WHAT THIS TASK INVOLVES: Extract every record, exactly as written, and ignore the pictures.

[Extracted data entries]
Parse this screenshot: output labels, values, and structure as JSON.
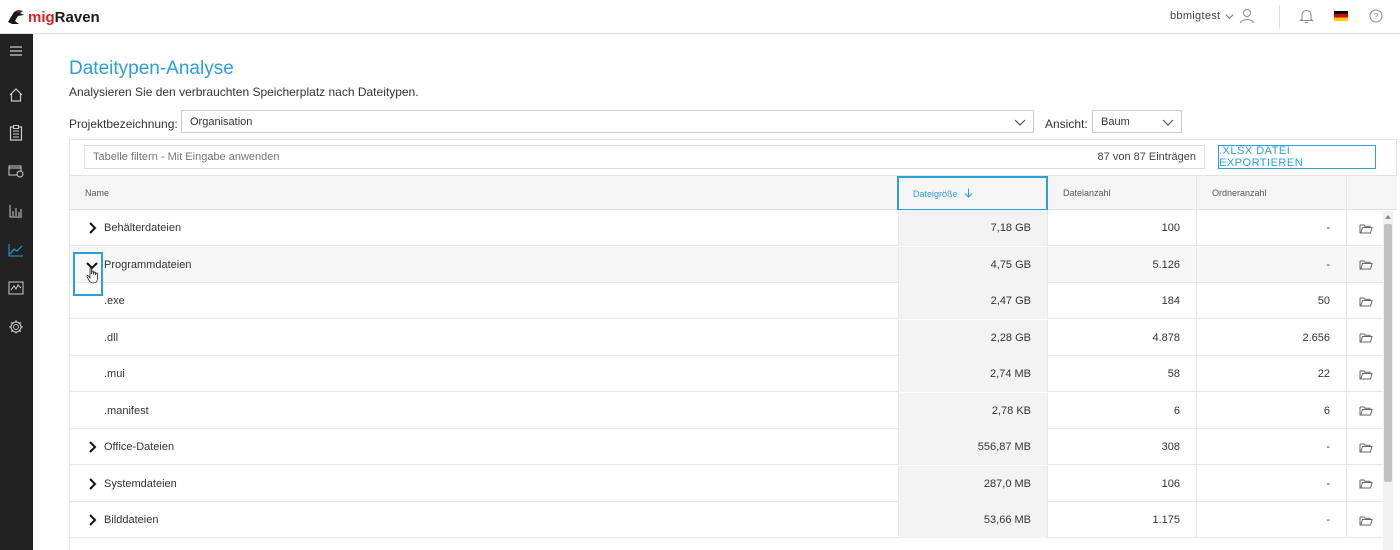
{
  "app": {
    "brand_prefix": "mig",
    "brand_suffix": "Raven"
  },
  "header": {
    "username": "bbmigtest",
    "language_flag": "de-flag-icon"
  },
  "sidebar": {
    "items": [
      "menu-icon",
      "home-icon",
      "clipboard-icon",
      "report-icon",
      "bar-chart-icon",
      "line-chart-icon",
      "activity-chart-icon",
      "settings-icon"
    ],
    "active_index": 5
  },
  "page": {
    "title": "Dateitypen-Analyse",
    "subtitle": "Analysieren Sie den verbrauchten Speicherplatz nach Dateitypen."
  },
  "filters": {
    "project_label": "Projektbezeichnung:",
    "project_value": "Organisation",
    "view_label": "Ansicht:",
    "view_value": "Baum",
    "table_filter_placeholder": "Tabelle filtern - Mit Eingabe anwenden",
    "entries_text": "87 von 87 Einträgen",
    "export_label": ".XLSX DATEI EXPORTIEREN"
  },
  "table": {
    "columns": {
      "name": "Name",
      "size": "Dateigröße",
      "count": "Dateianzahl",
      "folders": "Ordneranzahl"
    },
    "sort_column": "size",
    "rows": [
      {
        "name": "Behälterdateien",
        "size": "7,18 GB",
        "count": "100",
        "folders": "-",
        "level": 0,
        "expander": "collapsed"
      },
      {
        "name": "Programmdateien",
        "size": "4,75 GB",
        "count": "5.126",
        "folders": "-",
        "level": 0,
        "expander": "expanded"
      },
      {
        "name": ".exe",
        "size": "2,47 GB",
        "count": "184",
        "folders": "50",
        "level": 1,
        "expander": "none"
      },
      {
        "name": ".dll",
        "size": "2,28 GB",
        "count": "4.878",
        "folders": "2.656",
        "level": 1,
        "expander": "none"
      },
      {
        "name": ".mui",
        "size": "2,74 MB",
        "count": "58",
        "folders": "22",
        "level": 1,
        "expander": "none"
      },
      {
        "name": ".manifest",
        "size": "2,78 KB",
        "count": "6",
        "folders": "6",
        "level": 1,
        "expander": "none"
      },
      {
        "name": "Office-Dateien",
        "size": "556,87 MB",
        "count": "308",
        "folders": "-",
        "level": 0,
        "expander": "collapsed"
      },
      {
        "name": "Systemdateien",
        "size": "287,0 MB",
        "count": "106",
        "folders": "-",
        "level": 0,
        "expander": "collapsed"
      },
      {
        "name": "Bilddateien",
        "size": "53,66 MB",
        "count": "1.175",
        "folders": "-",
        "level": 0,
        "expander": "collapsed"
      }
    ]
  },
  "colors": {
    "accent": "#2a9fd8",
    "sidebar": "#222222",
    "brand_red": "#d9211c"
  }
}
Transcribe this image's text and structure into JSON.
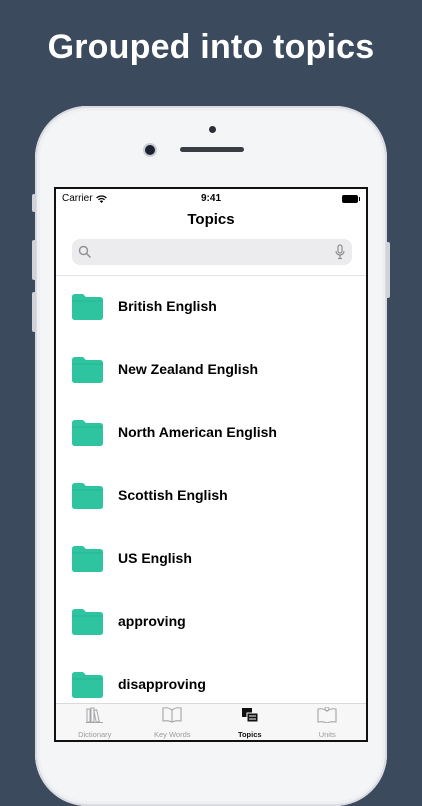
{
  "headline": "Grouped into topics",
  "status_bar": {
    "carrier": "Carrier",
    "time": "9:41"
  },
  "nav": {
    "title": "Topics"
  },
  "search": {
    "value": "",
    "placeholder": ""
  },
  "topics": [
    {
      "label": "British English"
    },
    {
      "label": "New Zealand English"
    },
    {
      "label": "North American English"
    },
    {
      "label": "Scottish English"
    },
    {
      "label": "US English"
    },
    {
      "label": "approving"
    },
    {
      "label": "disapproving"
    }
  ],
  "tabs": [
    {
      "label": "Dictionary",
      "icon": "books-icon",
      "active": false
    },
    {
      "label": "Key Words",
      "icon": "open-book-icon",
      "active": false
    },
    {
      "label": "Topics",
      "icon": "topics-icon",
      "active": true
    },
    {
      "label": "Units",
      "icon": "units-book-icon",
      "active": false
    }
  ],
  "colors": {
    "background": "#3b4a5c",
    "folder": "#2ec4a0",
    "tab_active": "#111111",
    "tab_inactive": "#9a9a9e"
  }
}
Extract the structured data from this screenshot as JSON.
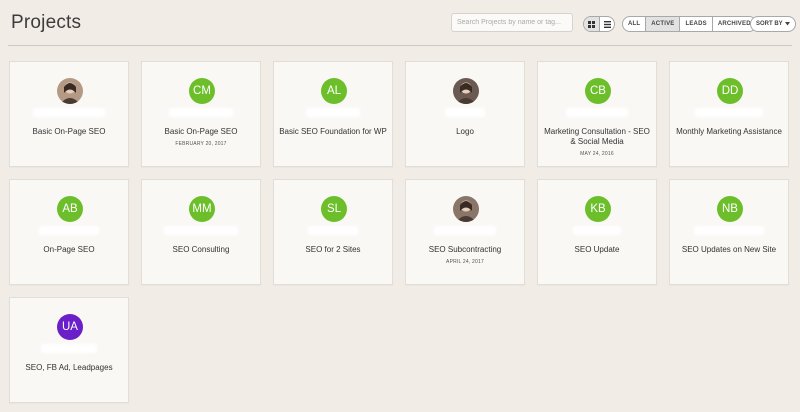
{
  "header": {
    "title": "Projects",
    "search_placeholder": "Search Projects by name or tag...",
    "view_grid_icon": "grid-icon",
    "view_list_icon": "list-icon",
    "filters": [
      "ALL",
      "ACTIVE",
      "LEADS",
      "ARCHIVED"
    ],
    "active_filter": "ACTIVE",
    "sort_label": "SORT BY"
  },
  "projects": [
    {
      "initials": "",
      "avatar": "photo",
      "color": "#b49a84",
      "name": "Basic On-Page SEO",
      "date": ""
    },
    {
      "initials": "CM",
      "color": "#6cbf2a",
      "name": "Basic On-Page SEO",
      "date": "FEBRUARY 20, 2017"
    },
    {
      "initials": "AL",
      "color": "#6cbf2a",
      "name": "Basic SEO Foundation for WP",
      "date": ""
    },
    {
      "initials": "",
      "avatar": "photo",
      "color": "#6a5a52",
      "name": "Logo",
      "date": ""
    },
    {
      "initials": "CB",
      "color": "#6cbf2a",
      "name": "Marketing Consultation - SEO & Social Media",
      "date": "MAY 24, 2016"
    },
    {
      "initials": "DD",
      "color": "#6cbf2a",
      "name": "Monthly Marketing Assistance",
      "date": ""
    },
    {
      "initials": "AB",
      "color": "#6cbf2a",
      "name": "On-Page SEO",
      "date": ""
    },
    {
      "initials": "MM",
      "color": "#6cbf2a",
      "name": "SEO Consulting",
      "date": ""
    },
    {
      "initials": "SL",
      "color": "#6cbf2a",
      "name": "SEO for 2 Sites",
      "date": ""
    },
    {
      "initials": "",
      "avatar": "photo",
      "color": "#8a7668",
      "name": "SEO Subcontracting",
      "date": "APRIL 24, 2017"
    },
    {
      "initials": "KB",
      "color": "#6cbf2a",
      "name": "SEO Update",
      "date": ""
    },
    {
      "initials": "NB",
      "color": "#6cbf2a",
      "name": "SEO Updates on New Site",
      "date": ""
    },
    {
      "initials": "UA",
      "color": "#6a1fc9",
      "name": "SEO, FB Ad, Leadpages",
      "date": ""
    }
  ]
}
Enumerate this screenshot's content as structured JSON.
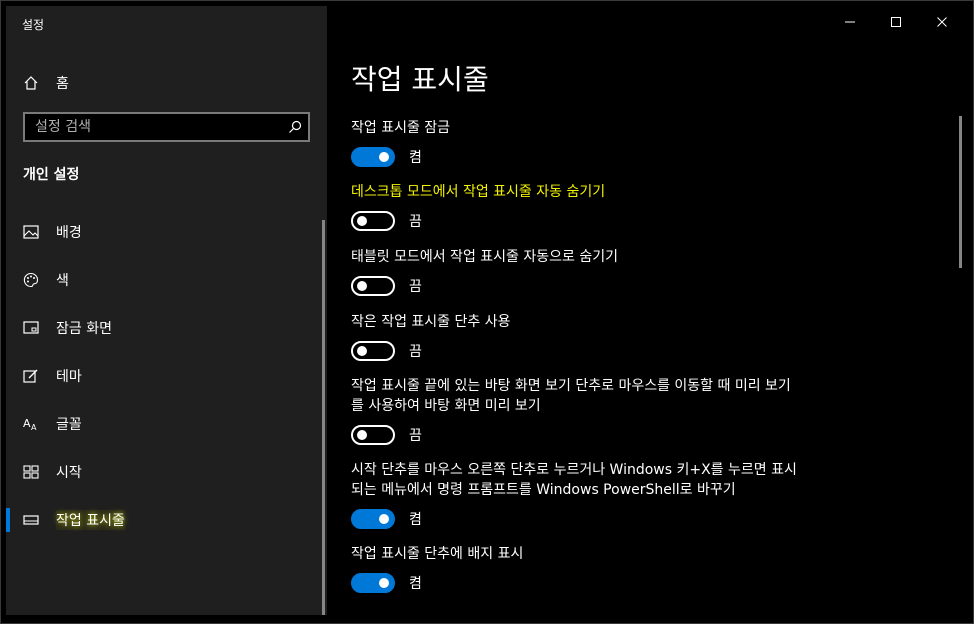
{
  "window": {
    "app_title": "설정"
  },
  "sidebar": {
    "home_label": "홈",
    "search_placeholder": "설정 검색",
    "section_title": "개인 설정",
    "items": [
      {
        "label": "배경",
        "icon": "picture-icon"
      },
      {
        "label": "색",
        "icon": "palette-icon"
      },
      {
        "label": "잠금 화면",
        "icon": "lock-screen-icon"
      },
      {
        "label": "테마",
        "icon": "theme-icon"
      },
      {
        "label": "글꼴",
        "icon": "font-icon"
      },
      {
        "label": "시작",
        "icon": "start-icon"
      },
      {
        "label": "작업 표시줄",
        "icon": "taskbar-icon",
        "selected": true
      }
    ]
  },
  "main": {
    "title": "작업 표시줄",
    "settings": [
      {
        "desc": "작업 표시줄 잠금",
        "on": true,
        "state": "켬"
      },
      {
        "desc": "데스크톱 모드에서 작업 표시줄 자동 숨기기",
        "on": false,
        "state": "끔",
        "highlight": true
      },
      {
        "desc": "태블릿 모드에서 작업 표시줄 자동으로 숨기기",
        "on": false,
        "state": "끔"
      },
      {
        "desc": "작은 작업 표시줄 단추 사용",
        "on": false,
        "state": "끔"
      },
      {
        "desc": "작업 표시줄 끝에 있는 바탕 화면 보기 단추로 마우스를 이동할 때 미리 보기를 사용하여 바탕 화면 미리 보기",
        "on": false,
        "state": "끔"
      },
      {
        "desc": "시작 단추를 마우스 오른쪽 단추로 누르거나 Windows 키+X를 누르면 표시되는 메뉴에서 명령 프롬프트를 Windows PowerShell로 바꾸기",
        "on": true,
        "state": "켬"
      },
      {
        "desc": "작업 표시줄 단추에 배지 표시",
        "on": true,
        "state": "켬"
      }
    ]
  },
  "colors": {
    "accent": "#0078d7",
    "highlight_text": "#f3f300",
    "sidebar_bg": "#1f1f1f"
  }
}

WRITTEN ANSWER:
Parse this screenshot: output labels, values, and structure as JSON.
{
  "app": {
    "brand_prefix": "mig",
    "brand_suffix": "Raven"
  },
  "header": {
    "username": "bbmigtest",
    "language_flag": "de-flag-icon"
  },
  "sidebar": {
    "items": [
      "menu-icon",
      "home-icon",
      "clipboard-icon",
      "report-icon",
      "bar-chart-icon",
      "line-chart-icon",
      "activity-chart-icon",
      "settings-icon"
    ],
    "active_index": 5
  },
  "page": {
    "title": "Dateitypen-Analyse",
    "subtitle": "Analysieren Sie den verbrauchten Speicherplatz nach Dateitypen."
  },
  "filters": {
    "project_label": "Projektbezeichnung:",
    "project_value": "Organisation",
    "view_label": "Ansicht:",
    "view_value": "Baum",
    "table_filter_placeholder": "Tabelle filtern - Mit Eingabe anwenden",
    "entries_text": "87 von 87 Einträgen",
    "export_label": ".XLSX DATEI EXPORTIEREN"
  },
  "table": {
    "columns": {
      "name": "Name",
      "size": "Dateigröße",
      "count": "Dateianzahl",
      "folders": "Ordneranzahl"
    },
    "sort_column": "size",
    "rows": [
      {
        "name": "Behälterdateien",
        "size": "7,18 GB",
        "count": "100",
        "folders": "-",
        "level": 0,
        "expander": "collapsed"
      },
      {
        "name": "Programmdateien",
        "size": "4,75 GB",
        "count": "5.126",
        "folders": "-",
        "level": 0,
        "expander": "expanded"
      },
      {
        "name": ".exe",
        "size": "2,47 GB",
        "count": "184",
        "folders": "50",
        "level": 1,
        "expander": "none"
      },
      {
        "name": ".dll",
        "size": "2,28 GB",
        "count": "4.878",
        "folders": "2.656",
        "level": 1,
        "expander": "none"
      },
      {
        "name": ".mui",
        "size": "2,74 MB",
        "count": "58",
        "folders": "22",
        "level": 1,
        "expander": "none"
      },
      {
        "name": ".manifest",
        "size": "2,78 KB",
        "count": "6",
        "folders": "6",
        "level": 1,
        "expander": "none"
      },
      {
        "name": "Office-Dateien",
        "size": "556,87 MB",
        "count": "308",
        "folders": "-",
        "level": 0,
        "expander": "collapsed"
      },
      {
        "name": "Systemdateien",
        "size": "287,0 MB",
        "count": "106",
        "folders": "-",
        "level": 0,
        "expander": "collapsed"
      },
      {
        "name": "Bilddateien",
        "size": "53,66 MB",
        "count": "1.175",
        "folders": "-",
        "level": 0,
        "expander": "collapsed"
      }
    ]
  },
  "colors": {
    "accent": "#2a9fd8",
    "sidebar": "#222222",
    "brand_red": "#d9211c"
  }
}
Transcribe this image's text and structure into JSON.
{
  "headline": "Grouped into topics",
  "status_bar": {
    "carrier": "Carrier",
    "time": "9:41"
  },
  "nav": {
    "title": "Topics"
  },
  "search": {
    "value": "",
    "placeholder": ""
  },
  "topics": [
    {
      "label": "British English"
    },
    {
      "label": "New Zealand English"
    },
    {
      "label": "North American English"
    },
    {
      "label": "Scottish English"
    },
    {
      "label": "US English"
    },
    {
      "label": "approving"
    },
    {
      "label": "disapproving"
    }
  ],
  "tabs": [
    {
      "label": "Dictionary",
      "icon": "books-icon",
      "active": false
    },
    {
      "label": "Key Words",
      "icon": "open-book-icon",
      "active": false
    },
    {
      "label": "Topics",
      "icon": "topics-icon",
      "active": true
    },
    {
      "label": "Units",
      "icon": "units-book-icon",
      "active": false
    }
  ],
  "colors": {
    "background": "#3b4a5c",
    "folder": "#2ec4a0",
    "tab_active": "#111111",
    "tab_inactive": "#9a9a9e"
  }
}
Extract the structured data from this screenshot as JSON.
{
  "header": {
    "title": "Projects",
    "search_placeholder": "Search Projects by name or tag...",
    "view_grid_icon": "grid-icon",
    "view_list_icon": "list-icon",
    "filters": [
      "ALL",
      "ACTIVE",
      "LEADS",
      "ARCHIVED"
    ],
    "active_filter": "ACTIVE",
    "sort_label": "SORT BY"
  },
  "projects": [
    {
      "initials": "",
      "avatar": "photo",
      "color": "#b49a84",
      "name": "Basic On-Page SEO",
      "date": ""
    },
    {
      "initials": "CM",
      "color": "#6cbf2a",
      "name": "Basic On-Page SEO",
      "date": "FEBRUARY 20, 2017"
    },
    {
      "initials": "AL",
      "color": "#6cbf2a",
      "name": "Basic SEO Foundation for WP",
      "date": ""
    },
    {
      "initials": "",
      "avatar": "photo",
      "color": "#6a5a52",
      "name": "Logo",
      "date": ""
    },
    {
      "initials": "CB",
      "color": "#6cbf2a",
      "name": "Marketing Consultation - SEO & Social Media",
      "date": "MAY 24, 2016"
    },
    {
      "initials": "DD",
      "color": "#6cbf2a",
      "name": "Monthly Marketing Assistance",
      "date": ""
    },
    {
      "initials": "AB",
      "color": "#6cbf2a",
      "name": "On-Page SEO",
      "date": ""
    },
    {
      "initials": "MM",
      "color": "#6cbf2a",
      "name": "SEO Consulting",
      "date": ""
    },
    {
      "initials": "SL",
      "color": "#6cbf2a",
      "name": "SEO for 2 Sites",
      "date": ""
    },
    {
      "initials": "",
      "avatar": "photo",
      "color": "#8a7668",
      "name": "SEO Subcontracting",
      "date": "APRIL 24, 2017"
    },
    {
      "initials": "KB",
      "color": "#6cbf2a",
      "name": "SEO Update",
      "date": ""
    },
    {
      "initials": "NB",
      "color": "#6cbf2a",
      "name": "SEO Updates on New Site",
      "date": ""
    },
    {
      "initials": "UA",
      "color": "#6a1fc9",
      "name": "SEO, FB Ad, Leadpages",
      "date": ""
    }
  ]
}
Enumerate this screenshot's content as structured JSON.
{
  "window": {
    "app_title": "설정"
  },
  "sidebar": {
    "home_label": "홈",
    "search_placeholder": "설정 검색",
    "section_title": "개인 설정",
    "items": [
      {
        "label": "배경",
        "icon": "picture-icon"
      },
      {
        "label": "색",
        "icon": "palette-icon"
      },
      {
        "label": "잠금 화면",
        "icon": "lock-screen-icon"
      },
      {
        "label": "테마",
        "icon": "theme-icon"
      },
      {
        "label": "글꼴",
        "icon": "font-icon"
      },
      {
        "label": "시작",
        "icon": "start-icon"
      },
      {
        "label": "작업 표시줄",
        "icon": "taskbar-icon",
        "selected": true
      }
    ]
  },
  "main": {
    "title": "작업 표시줄",
    "settings": [
      {
        "desc": "작업 표시줄 잠금",
        "on": true,
        "state": "켬"
      },
      {
        "desc": "데스크톱 모드에서 작업 표시줄 자동 숨기기",
        "on": false,
        "state": "끔",
        "highlight": true
      },
      {
        "desc": "태블릿 모드에서 작업 표시줄 자동으로 숨기기",
        "on": false,
        "state": "끔"
      },
      {
        "desc": "작은 작업 표시줄 단추 사용",
        "on": false,
        "state": "끔"
      },
      {
        "desc": "작업 표시줄 끝에 있는 바탕 화면 보기 단추로 마우스를 이동할 때 미리 보기를 사용하여 바탕 화면 미리 보기",
        "on": false,
        "state": "끔"
      },
      {
        "desc": "시작 단추를 마우스 오른쪽 단추로 누르거나 Windows 키+X를 누르면 표시되는 메뉴에서 명령 프롬프트를 Windows PowerShell로 바꾸기",
        "on": true,
        "state": "켬"
      },
      {
        "desc": "작업 표시줄 단추에 배지 표시",
        "on": true,
        "state": "켬"
      }
    ]
  },
  "colors": {
    "accent": "#0078d7",
    "highlight_text": "#f3f300",
    "sidebar_bg": "#1f1f1f"
  }
}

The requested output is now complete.